In the same Claremont issue, Angelo M. Codevilla writes that "Abraham Lincoln voiced the fundamental truth about immigration in America: 'perhaps half our people ... are not descendants at all of [our Founders]; they are men who have come from Europe – German, Irish, French and Scandinavian – men that have come from Europe themselves, or whose ancestors have come hither and settled here, finding themselves our equals in all things.'"  Codevilla asserts that what "bound them all was this 'moral principle.'"

Today, that has changed as the founding principles of this country are ignored or scorned and no longer taught with reverence and respect, if at all.

When "generation after generation of Americans tightened that very cord  [of moral principle] around each new wave of immigrants, this country made good Americans out of persons previously civilized as Chinese, Sicilians, Finns, Basques, etc."

So the Menkedick article merely reflects what has been happening far too often: "admitting people as members of sectors and as recipients of privileges, likelier to dissimilate into subjects than to assimilate into citizens." 

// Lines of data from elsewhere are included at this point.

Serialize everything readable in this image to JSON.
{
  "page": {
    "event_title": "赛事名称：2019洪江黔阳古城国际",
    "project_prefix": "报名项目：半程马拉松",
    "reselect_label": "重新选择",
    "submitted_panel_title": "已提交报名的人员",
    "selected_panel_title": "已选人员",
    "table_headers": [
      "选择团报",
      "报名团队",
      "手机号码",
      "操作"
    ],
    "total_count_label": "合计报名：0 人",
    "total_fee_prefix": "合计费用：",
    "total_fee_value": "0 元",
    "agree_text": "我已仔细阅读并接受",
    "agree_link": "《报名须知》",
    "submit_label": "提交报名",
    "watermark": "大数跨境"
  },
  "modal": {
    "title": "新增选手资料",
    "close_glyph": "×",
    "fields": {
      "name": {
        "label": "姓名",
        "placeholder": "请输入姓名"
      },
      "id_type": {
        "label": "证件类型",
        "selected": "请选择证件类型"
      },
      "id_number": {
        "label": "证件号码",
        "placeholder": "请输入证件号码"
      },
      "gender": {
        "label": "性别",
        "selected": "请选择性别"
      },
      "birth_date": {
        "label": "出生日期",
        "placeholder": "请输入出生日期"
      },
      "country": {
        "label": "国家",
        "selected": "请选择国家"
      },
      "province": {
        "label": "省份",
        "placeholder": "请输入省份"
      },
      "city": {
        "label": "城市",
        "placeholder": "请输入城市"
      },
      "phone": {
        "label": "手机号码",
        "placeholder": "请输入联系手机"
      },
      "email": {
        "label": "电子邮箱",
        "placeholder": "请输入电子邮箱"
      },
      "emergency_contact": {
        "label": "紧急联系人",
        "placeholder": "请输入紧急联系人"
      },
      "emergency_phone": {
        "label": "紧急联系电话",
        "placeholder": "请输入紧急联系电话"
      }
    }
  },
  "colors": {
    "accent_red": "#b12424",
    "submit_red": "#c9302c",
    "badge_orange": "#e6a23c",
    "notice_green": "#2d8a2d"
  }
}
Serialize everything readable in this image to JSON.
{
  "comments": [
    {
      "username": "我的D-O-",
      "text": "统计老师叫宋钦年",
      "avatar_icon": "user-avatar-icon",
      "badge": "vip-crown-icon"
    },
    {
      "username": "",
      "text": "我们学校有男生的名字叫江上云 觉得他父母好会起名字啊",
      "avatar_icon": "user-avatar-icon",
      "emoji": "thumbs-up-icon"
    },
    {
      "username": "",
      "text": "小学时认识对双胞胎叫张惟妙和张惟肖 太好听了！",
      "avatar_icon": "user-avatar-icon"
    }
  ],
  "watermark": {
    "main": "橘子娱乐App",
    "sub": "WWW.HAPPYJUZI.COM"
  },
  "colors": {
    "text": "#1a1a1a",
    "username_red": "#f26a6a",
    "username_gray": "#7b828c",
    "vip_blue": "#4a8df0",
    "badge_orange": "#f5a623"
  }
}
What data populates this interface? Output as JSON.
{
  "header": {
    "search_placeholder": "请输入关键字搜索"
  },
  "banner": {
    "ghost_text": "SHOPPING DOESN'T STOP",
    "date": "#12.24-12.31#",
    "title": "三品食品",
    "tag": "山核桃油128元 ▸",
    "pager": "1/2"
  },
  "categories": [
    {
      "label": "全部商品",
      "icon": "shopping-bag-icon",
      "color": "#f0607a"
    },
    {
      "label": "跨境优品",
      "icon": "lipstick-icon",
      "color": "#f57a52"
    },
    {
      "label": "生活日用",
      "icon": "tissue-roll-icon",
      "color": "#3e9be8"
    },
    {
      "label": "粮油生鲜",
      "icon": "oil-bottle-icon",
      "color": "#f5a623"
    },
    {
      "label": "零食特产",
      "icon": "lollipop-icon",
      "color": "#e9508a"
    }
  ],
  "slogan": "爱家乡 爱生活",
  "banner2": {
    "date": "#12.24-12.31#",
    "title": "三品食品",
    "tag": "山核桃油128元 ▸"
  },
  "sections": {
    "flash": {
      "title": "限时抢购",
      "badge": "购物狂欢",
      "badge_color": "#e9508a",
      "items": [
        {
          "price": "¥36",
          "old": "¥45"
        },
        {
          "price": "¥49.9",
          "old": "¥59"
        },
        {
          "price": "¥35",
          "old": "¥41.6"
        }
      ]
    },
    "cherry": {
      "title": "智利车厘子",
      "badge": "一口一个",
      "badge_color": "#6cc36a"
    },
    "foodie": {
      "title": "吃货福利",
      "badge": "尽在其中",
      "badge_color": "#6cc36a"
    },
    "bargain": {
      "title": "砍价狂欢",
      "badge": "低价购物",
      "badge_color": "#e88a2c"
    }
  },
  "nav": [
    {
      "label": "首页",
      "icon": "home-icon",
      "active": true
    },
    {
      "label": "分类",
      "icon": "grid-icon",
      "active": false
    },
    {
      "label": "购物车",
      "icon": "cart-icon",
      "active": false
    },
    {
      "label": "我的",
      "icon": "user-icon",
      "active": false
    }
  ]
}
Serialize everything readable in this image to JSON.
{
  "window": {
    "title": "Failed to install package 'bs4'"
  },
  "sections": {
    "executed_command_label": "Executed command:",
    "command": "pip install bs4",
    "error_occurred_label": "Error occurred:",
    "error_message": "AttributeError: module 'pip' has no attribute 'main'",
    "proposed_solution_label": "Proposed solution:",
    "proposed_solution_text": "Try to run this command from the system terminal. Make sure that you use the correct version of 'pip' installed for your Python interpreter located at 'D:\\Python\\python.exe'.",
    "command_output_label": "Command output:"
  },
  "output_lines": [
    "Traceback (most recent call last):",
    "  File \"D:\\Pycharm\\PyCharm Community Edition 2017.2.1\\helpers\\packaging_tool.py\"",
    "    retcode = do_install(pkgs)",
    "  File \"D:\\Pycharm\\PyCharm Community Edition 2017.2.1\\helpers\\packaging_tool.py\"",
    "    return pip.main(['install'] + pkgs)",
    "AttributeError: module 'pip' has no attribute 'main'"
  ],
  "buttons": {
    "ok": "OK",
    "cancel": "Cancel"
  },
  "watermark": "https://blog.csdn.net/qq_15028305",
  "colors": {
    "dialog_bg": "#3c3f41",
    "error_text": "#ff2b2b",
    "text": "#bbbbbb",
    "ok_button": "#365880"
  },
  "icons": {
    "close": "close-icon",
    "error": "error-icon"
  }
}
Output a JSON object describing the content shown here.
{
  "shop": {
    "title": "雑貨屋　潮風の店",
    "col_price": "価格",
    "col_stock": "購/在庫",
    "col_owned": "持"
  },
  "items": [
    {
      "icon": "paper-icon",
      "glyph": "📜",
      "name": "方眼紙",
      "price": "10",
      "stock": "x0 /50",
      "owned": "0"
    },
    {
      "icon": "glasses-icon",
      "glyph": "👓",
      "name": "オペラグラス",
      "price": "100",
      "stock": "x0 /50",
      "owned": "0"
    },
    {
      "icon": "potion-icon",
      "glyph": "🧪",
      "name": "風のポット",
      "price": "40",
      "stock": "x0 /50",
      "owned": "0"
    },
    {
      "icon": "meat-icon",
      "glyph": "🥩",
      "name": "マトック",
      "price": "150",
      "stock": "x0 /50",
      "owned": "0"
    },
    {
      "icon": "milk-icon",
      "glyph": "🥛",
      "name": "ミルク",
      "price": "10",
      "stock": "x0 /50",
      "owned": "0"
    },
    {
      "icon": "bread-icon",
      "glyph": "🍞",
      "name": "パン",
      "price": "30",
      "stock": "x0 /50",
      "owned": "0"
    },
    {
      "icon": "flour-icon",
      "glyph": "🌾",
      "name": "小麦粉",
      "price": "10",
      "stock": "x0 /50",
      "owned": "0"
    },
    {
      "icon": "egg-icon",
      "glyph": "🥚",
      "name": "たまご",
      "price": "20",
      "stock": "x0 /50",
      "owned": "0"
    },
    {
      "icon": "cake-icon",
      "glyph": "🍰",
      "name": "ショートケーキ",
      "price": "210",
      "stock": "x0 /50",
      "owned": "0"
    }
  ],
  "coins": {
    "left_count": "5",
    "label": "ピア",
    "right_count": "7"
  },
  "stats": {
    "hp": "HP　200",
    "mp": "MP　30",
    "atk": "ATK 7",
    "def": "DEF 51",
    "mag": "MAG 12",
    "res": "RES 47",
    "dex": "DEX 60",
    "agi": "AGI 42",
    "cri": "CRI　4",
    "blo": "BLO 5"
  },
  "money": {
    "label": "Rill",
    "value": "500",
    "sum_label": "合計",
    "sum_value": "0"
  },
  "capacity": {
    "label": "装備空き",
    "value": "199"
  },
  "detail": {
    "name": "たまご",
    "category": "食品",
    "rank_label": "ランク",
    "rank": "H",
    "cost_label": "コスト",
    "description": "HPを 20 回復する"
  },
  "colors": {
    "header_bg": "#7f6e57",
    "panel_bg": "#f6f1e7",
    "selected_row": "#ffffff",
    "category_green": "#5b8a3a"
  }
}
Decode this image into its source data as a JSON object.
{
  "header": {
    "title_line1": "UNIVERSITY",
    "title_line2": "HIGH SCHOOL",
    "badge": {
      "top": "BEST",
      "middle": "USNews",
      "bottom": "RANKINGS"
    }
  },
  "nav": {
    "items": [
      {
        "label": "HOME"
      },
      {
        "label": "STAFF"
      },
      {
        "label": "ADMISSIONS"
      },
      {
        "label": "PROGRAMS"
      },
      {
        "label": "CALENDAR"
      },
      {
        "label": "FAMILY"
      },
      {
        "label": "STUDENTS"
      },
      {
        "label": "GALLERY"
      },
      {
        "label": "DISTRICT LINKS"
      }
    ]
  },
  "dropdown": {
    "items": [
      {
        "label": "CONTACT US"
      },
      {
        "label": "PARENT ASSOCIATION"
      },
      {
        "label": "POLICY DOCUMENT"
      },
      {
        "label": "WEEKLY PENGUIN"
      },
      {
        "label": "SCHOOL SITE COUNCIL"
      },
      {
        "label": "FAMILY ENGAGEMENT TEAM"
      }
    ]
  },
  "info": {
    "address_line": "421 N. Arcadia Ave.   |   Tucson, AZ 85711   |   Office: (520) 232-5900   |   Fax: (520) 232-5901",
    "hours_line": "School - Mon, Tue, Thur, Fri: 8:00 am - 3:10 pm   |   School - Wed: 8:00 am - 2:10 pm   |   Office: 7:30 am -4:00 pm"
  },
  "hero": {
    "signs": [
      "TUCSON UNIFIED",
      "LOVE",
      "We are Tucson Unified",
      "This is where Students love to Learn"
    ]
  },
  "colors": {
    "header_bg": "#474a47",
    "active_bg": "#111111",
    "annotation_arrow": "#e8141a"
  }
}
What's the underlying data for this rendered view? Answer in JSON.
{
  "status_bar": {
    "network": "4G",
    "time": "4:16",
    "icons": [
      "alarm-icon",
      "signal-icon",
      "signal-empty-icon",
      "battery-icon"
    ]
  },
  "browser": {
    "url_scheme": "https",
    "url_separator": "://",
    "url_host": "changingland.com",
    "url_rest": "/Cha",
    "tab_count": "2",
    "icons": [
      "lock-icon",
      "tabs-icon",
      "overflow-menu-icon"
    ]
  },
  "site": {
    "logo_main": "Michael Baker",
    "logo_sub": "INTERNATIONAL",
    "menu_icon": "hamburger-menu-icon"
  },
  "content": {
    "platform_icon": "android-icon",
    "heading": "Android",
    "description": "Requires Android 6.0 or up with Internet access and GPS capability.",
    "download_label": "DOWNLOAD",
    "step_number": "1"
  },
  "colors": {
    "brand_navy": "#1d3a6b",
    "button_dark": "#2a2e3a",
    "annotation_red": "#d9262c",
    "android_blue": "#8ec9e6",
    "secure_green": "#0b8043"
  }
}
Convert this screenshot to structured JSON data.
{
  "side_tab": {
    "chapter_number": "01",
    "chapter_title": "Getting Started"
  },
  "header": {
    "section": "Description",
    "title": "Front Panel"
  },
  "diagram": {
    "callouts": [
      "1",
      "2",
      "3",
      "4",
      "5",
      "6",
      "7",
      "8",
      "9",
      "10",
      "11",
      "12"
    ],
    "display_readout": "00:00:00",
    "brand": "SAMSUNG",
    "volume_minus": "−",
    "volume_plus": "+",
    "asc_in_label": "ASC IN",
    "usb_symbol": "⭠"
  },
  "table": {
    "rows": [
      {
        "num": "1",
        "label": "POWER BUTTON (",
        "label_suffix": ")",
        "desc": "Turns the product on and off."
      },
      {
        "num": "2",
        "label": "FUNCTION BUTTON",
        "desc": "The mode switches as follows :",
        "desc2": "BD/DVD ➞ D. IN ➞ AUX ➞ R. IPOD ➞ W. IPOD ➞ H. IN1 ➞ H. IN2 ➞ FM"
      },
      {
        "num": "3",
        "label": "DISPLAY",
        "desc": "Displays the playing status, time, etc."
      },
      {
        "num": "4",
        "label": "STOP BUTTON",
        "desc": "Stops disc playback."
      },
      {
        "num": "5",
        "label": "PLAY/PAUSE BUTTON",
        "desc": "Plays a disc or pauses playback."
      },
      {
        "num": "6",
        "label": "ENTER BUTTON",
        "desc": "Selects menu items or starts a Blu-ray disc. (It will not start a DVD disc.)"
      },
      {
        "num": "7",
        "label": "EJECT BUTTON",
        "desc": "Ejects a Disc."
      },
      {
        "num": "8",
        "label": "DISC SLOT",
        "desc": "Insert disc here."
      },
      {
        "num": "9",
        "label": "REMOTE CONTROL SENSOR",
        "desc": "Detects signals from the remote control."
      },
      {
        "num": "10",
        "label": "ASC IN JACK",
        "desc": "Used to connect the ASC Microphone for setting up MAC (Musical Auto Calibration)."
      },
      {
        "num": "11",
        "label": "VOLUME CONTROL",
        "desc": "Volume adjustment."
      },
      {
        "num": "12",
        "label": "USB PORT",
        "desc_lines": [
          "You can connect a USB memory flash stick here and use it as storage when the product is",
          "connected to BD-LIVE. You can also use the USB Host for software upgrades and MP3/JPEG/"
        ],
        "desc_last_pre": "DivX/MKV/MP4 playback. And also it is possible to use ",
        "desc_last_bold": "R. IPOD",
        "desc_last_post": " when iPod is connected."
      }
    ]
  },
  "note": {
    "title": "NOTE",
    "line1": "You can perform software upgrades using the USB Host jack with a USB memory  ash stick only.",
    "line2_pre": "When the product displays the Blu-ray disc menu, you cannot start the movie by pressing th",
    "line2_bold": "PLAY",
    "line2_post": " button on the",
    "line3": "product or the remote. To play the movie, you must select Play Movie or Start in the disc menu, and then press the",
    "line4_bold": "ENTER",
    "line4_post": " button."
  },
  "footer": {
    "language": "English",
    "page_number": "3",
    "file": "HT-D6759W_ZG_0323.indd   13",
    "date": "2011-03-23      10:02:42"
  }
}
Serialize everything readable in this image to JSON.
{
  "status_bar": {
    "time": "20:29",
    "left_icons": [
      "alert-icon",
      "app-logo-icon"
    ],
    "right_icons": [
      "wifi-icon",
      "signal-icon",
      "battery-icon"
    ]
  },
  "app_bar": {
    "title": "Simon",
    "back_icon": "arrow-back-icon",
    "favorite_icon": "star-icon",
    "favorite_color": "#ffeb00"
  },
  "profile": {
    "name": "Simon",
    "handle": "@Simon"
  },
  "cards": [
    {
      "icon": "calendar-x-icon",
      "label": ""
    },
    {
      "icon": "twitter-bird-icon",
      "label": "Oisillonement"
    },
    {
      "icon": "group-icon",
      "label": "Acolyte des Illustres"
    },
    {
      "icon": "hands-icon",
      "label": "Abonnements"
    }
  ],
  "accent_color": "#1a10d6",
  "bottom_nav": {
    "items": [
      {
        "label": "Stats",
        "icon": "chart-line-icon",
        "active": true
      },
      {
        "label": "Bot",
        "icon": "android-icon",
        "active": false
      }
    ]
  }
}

It is aided and abetted by a rampant historical illiteracy, left-wing propaganda and indoctrination, and screams of  "white privilege" with the end result that the rifts in this country will increase if we don't return to educating people about the exceptional nature of America.

Eileen can be reached at